April 26, 2012
Take a pair of twins. Look at them – matching brown hair, brown eyes, freckles across the nose. Matching birthmarks on the elbow, except one wears it on the left and the other carries it as a mirror image. The eldest (by six minutes) is slightly tanned, but she’s just been on holiday. They’re identical in almost every way, except one: their personality.
Take the same pair of twins. Look at them again – the brown hair is the same shade, but one sister wears hers long, whilst the other one keeps hers religiously styled in a harsh bob. The freckles? One covers them up every day with make-up. The eldest (by six minutes) has just come back from volunteering in Borneo, which explains the tan. Her sister would rather spend the weekend in a boutique hotel in Edinburgh.
Actually, they’re not identical at all. Some of the differences, like the haircut, are purely environmental. The more interesting and challenging question is why one twin chose the harsh bob whilst the other stuck to the more natural look. One explanation may lie in transposable elements, tiny pieces of DNA which can change their relative position within the human genome.
If we consider the genome to be like an extremely long Word document, the transposable element can either be a ‘copy and paste’ or a ‘cut and paste’. As with the Word document, this function can either create a masterpiece or reduce what has been written to unintelligible nonsense.
Previously, transposable elements had almost exclusively been considered junk DNA, DNA without purpose.
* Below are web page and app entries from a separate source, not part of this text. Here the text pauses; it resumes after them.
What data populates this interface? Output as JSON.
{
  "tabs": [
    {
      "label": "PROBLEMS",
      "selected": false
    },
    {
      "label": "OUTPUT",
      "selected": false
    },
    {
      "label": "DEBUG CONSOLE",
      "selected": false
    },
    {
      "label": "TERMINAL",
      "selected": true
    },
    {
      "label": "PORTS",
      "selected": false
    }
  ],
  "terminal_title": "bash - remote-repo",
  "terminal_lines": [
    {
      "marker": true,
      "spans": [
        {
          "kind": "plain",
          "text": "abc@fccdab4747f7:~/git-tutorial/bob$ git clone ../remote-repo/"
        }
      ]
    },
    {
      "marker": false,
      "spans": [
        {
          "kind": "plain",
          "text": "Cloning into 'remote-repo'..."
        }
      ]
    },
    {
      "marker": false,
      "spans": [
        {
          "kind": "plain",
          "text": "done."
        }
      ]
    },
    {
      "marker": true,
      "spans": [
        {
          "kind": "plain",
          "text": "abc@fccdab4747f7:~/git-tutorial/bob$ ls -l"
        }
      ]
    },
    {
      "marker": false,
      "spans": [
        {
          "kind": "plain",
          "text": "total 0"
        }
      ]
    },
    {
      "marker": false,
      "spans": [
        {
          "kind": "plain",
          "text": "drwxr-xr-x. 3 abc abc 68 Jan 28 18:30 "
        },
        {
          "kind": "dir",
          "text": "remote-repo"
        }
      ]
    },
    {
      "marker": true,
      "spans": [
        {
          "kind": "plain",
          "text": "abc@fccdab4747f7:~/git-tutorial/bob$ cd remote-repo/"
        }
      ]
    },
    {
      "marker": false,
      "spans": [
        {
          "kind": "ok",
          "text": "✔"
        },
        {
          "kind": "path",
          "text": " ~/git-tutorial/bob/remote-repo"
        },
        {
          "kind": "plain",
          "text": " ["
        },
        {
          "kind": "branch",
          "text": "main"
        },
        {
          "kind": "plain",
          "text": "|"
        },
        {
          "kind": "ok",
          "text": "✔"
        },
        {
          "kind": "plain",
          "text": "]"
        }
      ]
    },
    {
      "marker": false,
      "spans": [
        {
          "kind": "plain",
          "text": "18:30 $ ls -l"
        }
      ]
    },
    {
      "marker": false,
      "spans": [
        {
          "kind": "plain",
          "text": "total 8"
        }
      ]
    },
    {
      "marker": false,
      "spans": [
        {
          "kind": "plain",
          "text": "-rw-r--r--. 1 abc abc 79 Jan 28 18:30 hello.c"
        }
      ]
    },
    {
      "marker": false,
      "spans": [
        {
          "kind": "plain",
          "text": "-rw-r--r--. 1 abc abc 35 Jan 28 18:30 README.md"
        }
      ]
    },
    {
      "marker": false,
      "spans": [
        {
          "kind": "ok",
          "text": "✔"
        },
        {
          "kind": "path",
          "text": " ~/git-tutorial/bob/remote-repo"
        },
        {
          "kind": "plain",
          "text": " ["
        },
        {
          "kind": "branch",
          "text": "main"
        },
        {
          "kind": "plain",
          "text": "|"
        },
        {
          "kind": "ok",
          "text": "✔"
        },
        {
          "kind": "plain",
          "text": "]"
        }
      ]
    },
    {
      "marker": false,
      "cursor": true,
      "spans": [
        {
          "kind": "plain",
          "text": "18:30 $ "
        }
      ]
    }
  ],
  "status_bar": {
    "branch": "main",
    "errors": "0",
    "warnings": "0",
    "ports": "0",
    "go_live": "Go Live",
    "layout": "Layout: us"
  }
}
The transposable element had one aim, which was to cause havoc within the cell, to reduce our document to nonsense by inserting this junk disruptively in the middle of a sentence. This idea was supported by the fact that porphyria (think the Madness of King George), immunodeficiency and predisposition to cancer have all been linked to transposable elements.
More recent research, however, suggests that there may be a more positive developmental role for the transposable element. These roving pieces of ‘junk’ could insert themselves into the cells of the body, including the brain. If this happens outside the germ line, then the changes in DNA architecture will not be transmitted into the next generation. If the changes occur after the original fertilized cell has split, then two individuals who started out exactly the same may end up being different.
Developmentally, these two twins started with identical stem cells. These stem cells contain all the genetic information needed to create a full human being, and at this stage, the information tells the same story. In the womb, however, some of these stem cells started to develop into neuronal progenitor cells; cells which have started the path to becoming important parts of the brain. During this development, the DNA found within the cell starts behaving differently, with genes that lead to neuronal proteins being switched on, and those that are more appropriate for a muscle being turned off.
During this genetic rearrangement, it is possible for transposable elements to move around. This has the ability to change the genetics of the individual, even just slightly. Muotri and colleagues at the University of Sao Paolo, term this development a ‘genetic mosaic signature’, implying that each stamp is different in each individual. The team also recognise that this information has a huge potential to change the way that we view the genome, as previously science had viewed genetic information as static.
Although research into the transposable element may have redefined certain areas of genetics, it remains to be seen how much this type of DNA may actually affect us in daily life. The team at the University of Sao Paolo suggest that these elements could affect anything from cognition to health, and may present us with a way of determining why some identical twins can be so different. This could be particularly informative in twins who have relatively similar environments, as non-genetic environment is also important in the development of personal differences.
Take another look at our twins. They seem so similar on the surface, but they really are very different. Although no-one knows quite why, transposable elements could be key in determining their cognitive differences. They might even explain our own.
I was watching a film with the honourable Mr. Justin Timberlake in yesterday, and I realised something. I really do not find him attractive. Sure, I never have, but before I just chalked it up to him being handsome in a generic way; just “not my type”. This time I really didn’t find him attractive, and I actually kind of thought he looked kinda foetal. So why do I feel this way?